Examples include Strategic category management, other commercial deals and use of NHS Supply Chain for MedTech Funding Mandate products.
Creating natural incentive for use of products by linking price to levels of adoption and usage – usually through tendering but could be through central subsidy.
Examples include Programmes using tariff changes, Best value biologics and Innovation and Technology Payment.
Additional funding provided to early adopter sites to manage pathway transformation costs and mitigate risk for early adopters- covers costs including double running, additional equipment or training needs to adopt
Examples include Pathway transformation fund.
Setting of estimated/target uptake numbers and direct oversight of delivery monitored at national or regional level.
Examples include the Innovation Scorecard, AAC Scorecard and High Intensity Use Programme.
Comparative data on performance by parts of NHS – at Trust, ICS, regional and National levels, or international. Can be made part of performance oversight to create behavioural incentives or drive patient advocacy.
Examples include the Model Health System, System Oversight Framework and Life Sciences Competitiveness Indicators
Technical Standards and specifications
Setting out of national standards and interoperability – usually common in digital but also for technical and diagnostics equipment. Enables choice in technology and future upgrading. This can also include shared standards/passporting for Information Governance requirements.
Examples include CareConnect Open APIs, SNOMED CT diagnostic coding and DTAC.
Practical considerations for use
|Method or Lever||Stage of development *||Audience and scale **||Resources needed||Timeframe|
|Performance related funding||Spread||National, local, targeted to clinical specialty/ intervention||Financial frameworks and resources||1-3 years|
|Flexible commercial deals||Spread||National, targeted to groups of products or individual products||Commercial support and agreements||Can be implemented rapidly within months|
|Commercial agreement||Spread||National, targeted to products||Commercial support and agreements||Variable depending on nature of intervention|
|Pricing incentives||Spread||National, targeted to groups of products or individual products||Procurement support and expertise and financial resources available to support||6-18 months|
|Pathway funding||Prototype/testing and spread||Local; targeted to intervention||Funding and local engagement/capacity||1-3 years|
|Uptake tracking||Spread||Local; targeted to intervention||Monitoring data and systems; analytics support||1-2 years|

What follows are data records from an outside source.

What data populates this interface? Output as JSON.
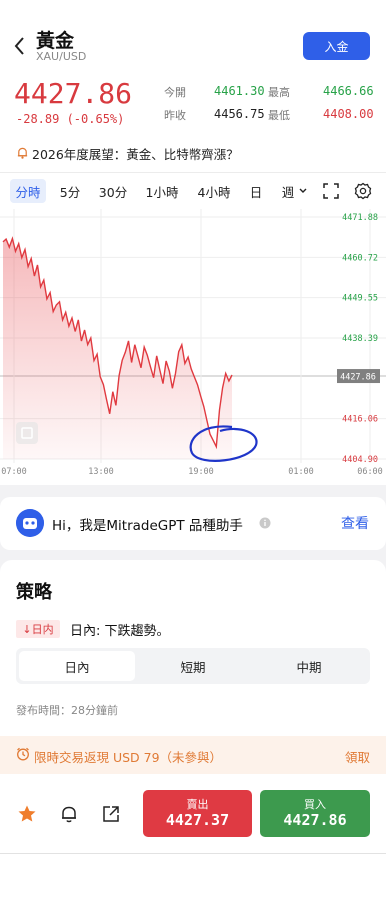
{
  "header": {
    "title": "黃金",
    "symbol": "XAU/USD",
    "deposit_label": "入金"
  },
  "quote": {
    "price": "4427.86",
    "change": "-28.89 (-0.65%)",
    "open_label": "今開",
    "open_value": "4461.30",
    "high_label": "最高",
    "high_value": "4466.66",
    "prev_close_label": "昨收",
    "prev_close_value": "4456.75",
    "low_label": "最低",
    "low_value": "4408.00"
  },
  "news": {
    "text": "2026年度展望：黃金、比特幣齊漲？"
  },
  "timeframes": {
    "items": [
      "分時",
      "5分",
      "30分",
      "1小時",
      "4小時",
      "日",
      "週"
    ],
    "active": "分時"
  },
  "chart_data": {
    "type": "area",
    "x_ticks": [
      "07:00",
      "13:00",
      "19:00",
      "01:00",
      "06:00"
    ],
    "y_ticks": [
      4471.88,
      4460.72,
      4449.55,
      4438.39,
      4427.86,
      4416.06,
      4404.9
    ],
    "current_price_label": "4427.86",
    "ylim": [
      4404.9,
      4471.88
    ],
    "grid": true,
    "series": [
      {
        "values": [
          4465,
          4466,
          4464,
          4466.5,
          4463,
          4465,
          4461,
          4463,
          4458,
          4460,
          4455,
          4458,
          4452,
          4454,
          4449,
          4451,
          4446,
          4448,
          4449,
          4444,
          4446,
          4442,
          4444,
          4440,
          4443,
          4437,
          4440,
          4436,
          4438,
          4432,
          4434,
          4428,
          4426,
          4422,
          4418,
          4424,
          4420,
          4428,
          4432,
          4434,
          4437,
          4431,
          4436,
          4433,
          4430,
          4436,
          4434,
          4431,
          4428,
          4434,
          4430,
          4426,
          4432,
          4429,
          4424,
          4428,
          4434,
          4436,
          4431,
          4433,
          4430,
          4428,
          4426,
          4423,
          4420,
          4416,
          4412,
          4410,
          4408,
          4418,
          4424,
          4428,
          4426,
          4427.86
        ]
      }
    ]
  },
  "gpt": {
    "text": "Hi，我是MitradeGPT 品種助手",
    "link": "查看"
  },
  "strategy": {
    "title": "策略",
    "badge": "日内",
    "description": "日內: 下跌趨勢。",
    "segments": [
      "日內",
      "短期",
      "中期"
    ],
    "active_segment": "日內",
    "publish": "發布時間：28分鐘前"
  },
  "promo": {
    "text": "限時交易返現 USD 79（未參與）",
    "link": "領取"
  },
  "trade": {
    "sell_label": "賣出",
    "sell_price": "4427.37",
    "buy_label": "買入",
    "buy_price": "4427.86"
  },
  "colors": {
    "accent": "#2f5fe8",
    "up": "#27a248",
    "down": "#d83a3f",
    "promo": "#e07a35"
  },
  "icons": [
    "back-icon",
    "bell-icon",
    "fullscreen-icon",
    "settings-icon",
    "star-icon",
    "share-icon",
    "alarm-icon",
    "info-icon"
  ]
}
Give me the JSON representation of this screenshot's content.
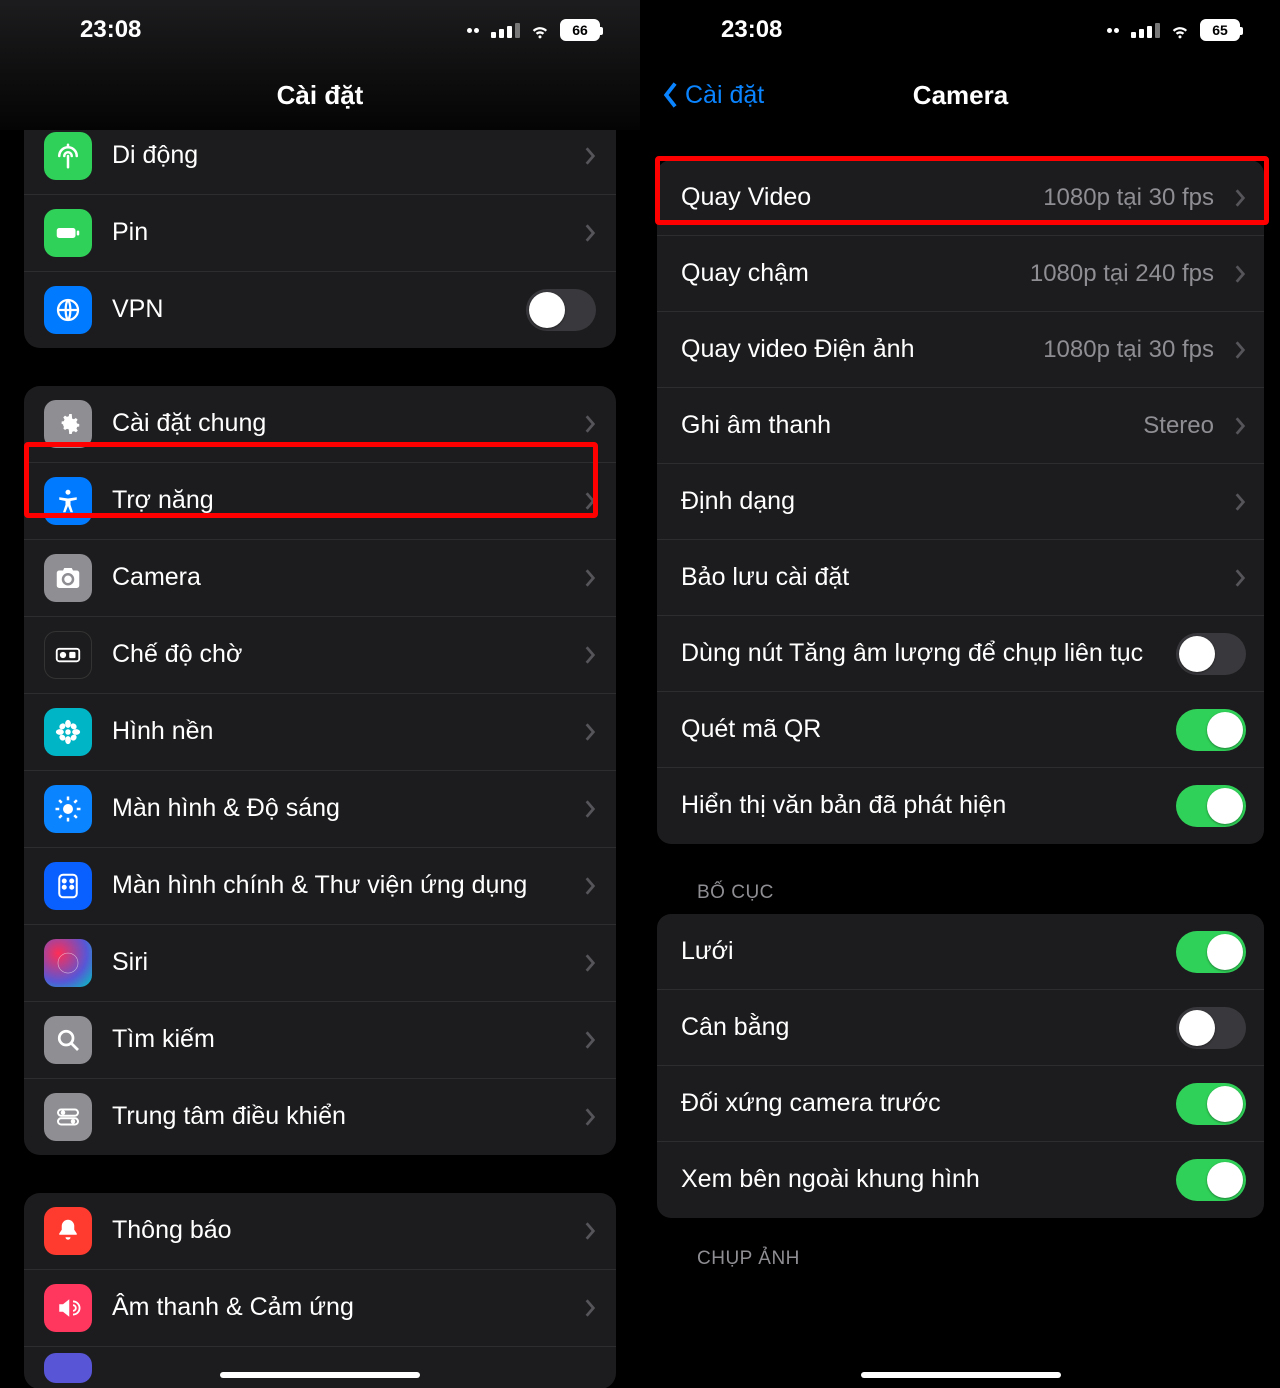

|Benchmarking||Spread||National, regional or local, targeted to clinical specialty /intervention||Monitoring data and systems; analytics support||1-2 years|
|Technical Standards and specifications||Spread||Regional or local, targeted||Variable, may require local or national investment in technology and data/digital systems; support from Interoperability leads||1-3 years|
* Stages of intervention development – Ideation, Proof of concept, Prototype/Testing, Spread
** Audience and scale – national/regional/local, targeted by clinical speciality / product/ problem
[i] RAND Europe. Galvanising the NHS to adopt innovation. Available from: https://assets.publishing.service.gov.uk/government/uploads/system/uploads/attachment_data/file/509629/nhs-adoption.pdf
[ii] The Health Foundation. The Spread Challenge: How to support the successful uptake of innovations and improvements in health care. Available from: https://www.health.org.uk/publications/the-spread-challenge
[iii] Department of Business, Innovation and Skills and Department of Health. Accelerated Access Review: Interim Report. Available from: https://assets.publishing.service.gov.uk/government/uploads/system/uploads/attachment_data/file/471562/AAR_Interim_Report_acc.pdf